Mora's name still holds tremendous clout in the general area. High school recruits are perhaps too young to remember Mora's tenure in Atlanta, but their respective families likely remember his time as the head man.
Under Mora, UCLA has gotten its proverbial foot in the door with many highly regarded recruits in the South. The Bruins were a finalist for top recruits such as Malachi Dupre and Rashaan Evans.
UCLA was able to poach starting corner Fabian Moreau and starting punter Sean Covington out of Florida. Asiantii Woulard—the quarterback of the future—also hails from the Sunshine State. Stud linebacker Kenny Young—a native of New Orleans—chose to sign with the Bruins over the likes of LSU and Texas A&M.
Within the last three years, the state of Texas has been particularly good to the Bruins. Simon Goines, Caleb Benenoch, Zach Whitley, Najee Toran, Aaron Sharp, Deon Hollins and Eldridge Massington all hail from the Lone Star State. Whitley was committed to Alabama before switching his pledge to UCLA.
The vigor of recruiting in the South for 2015 hasn't waned one bit. Elite defensive tackle and Florida native CeCe Jefferson has been effusive in his praise of UCLA. Other prospects such as Roquan Smith, Jeffery Holland, Ryan Newsome and Soso Jamabo figure to be targeted as well.
Even if the percentage of signing recruits from the South isn't overly high, UCLA is making itself known in the region. If the Bruins continue to win at a high clip, the interest in coming to Westwood will continue to grow.
Reestablishing Ties to Local High School Power Programs
Mora is doing, and has done, a fantastic job of targeting top high schools in the greater Los Angeles area.
Traditionally speaking, UCLA hasn't recruited well at two of the top high schools in the area: Gardena Serra High School and St. John Bosco High School in Bellflower, Calif.
In the '14 class, UCLA was able to sign two Serra prospects in Dwight Williams and Jordan Lasley. 2014 signees Wadood and Jacob Tuioti-Mariner both hail from St. John Bosco. UCLA has a commitment from 2015 quarterback Josh Rosen—also a Bosco product.
It's imperative for UCLA to put a fence around the Southern California area. Realistically, the Bruins don't have to leave California. The talent pool in California is amongst the best in the entire country.
By keeping tabs on the top high school programs in the state, it enables UCLA to build relationships at these schools.
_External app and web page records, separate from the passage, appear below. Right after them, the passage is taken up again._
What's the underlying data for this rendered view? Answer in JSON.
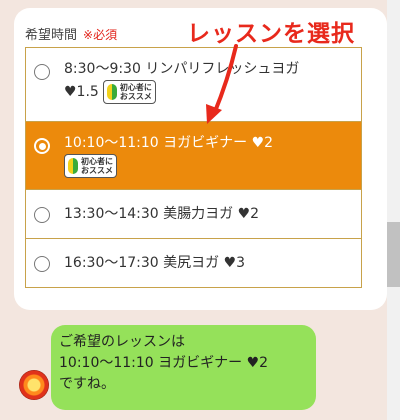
{
  "form": {
    "label": "希望時間",
    "required": "※必須"
  },
  "annotation": {
    "text": "レッスンを選択",
    "color": "#e8291c"
  },
  "options": [
    {
      "line1": "8:30〜9:30 リンパリフレッシュヨガ",
      "line2": "♥1.5",
      "badge": "初心者に\nおススメ",
      "selected": false
    },
    {
      "line1": "10:10〜11:10 ヨガビギナー ♥2",
      "badge": "初心者に\nおススメ",
      "selected": true
    },
    {
      "line1": "13:30〜14:30 美腸力ヨガ ♥2",
      "selected": false
    },
    {
      "line1": "16:30〜17:30 美尻ヨガ ♥3",
      "selected": false
    }
  ],
  "chat": {
    "lines": [
      "ご希望のレッスンは",
      "10:10〜11:10 ヨガビギナー ♥2",
      "ですね。"
    ]
  },
  "colors": {
    "selected_bg": "#ec8a0c",
    "border": "#c8a24a",
    "bubble": "#95e15a",
    "background": "#f3e6df"
  }
}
It should, in theory, pay dividends down the road.
Being Active on Twitter
Mora is extremely active on the social media site Twitter.
For recruits residing outside of Los Angeles, it offers a great grasp of life from within the university and the football program itself. Twitter also allows for Mora to connect with recruits in a more convenient fashion. In this day and age, it's also more conventional for teenagers.
Quarterback Brett Hundley's Heisman campaign has been virtually birthed by Mora on the social media website. The #BruinRevolution has also become a staple.
It's a very shrewd course of action from Mora's perspective. By promoting the brand of UCLA football across social media in such an ardent fashion, he's drumming up considerable excitement for the program.
Mora has compiled a staff with possibly more National Football League experience than any other currently existing in the collegiate game. Mora himself has been associated with the NFL for 25 years.
Offensive line coach Adrian Klemm is a three-time Super Bowl champion with the New England Patriots. Wide receivers coach Eric Yarber has coached Pro Bowl receivers in T.J. Houshmandzadeh and Chad Johnson, and defensive coordinator Jeff Ulbrich was a 10-year veteran with the San Francisco 49ers.
Offensive coordinator Noel Mazzone had prior experience coaching with the New York Jets. Running backs coach Kennedy Polamalu is widely respected as an excellent teacher of the game.
During his time with the Jacksonville Jaguars, running backs Fred Taylor and Maurice Jones-Drew, and fullback Greg Jones all garnered Pro Bowl honors.
This could be perhaps the most important recruiting tool UCLA has to offer. Mora and his staff have the ability to get prospective recruits to the NFL. The mass amount of experience proves this notion.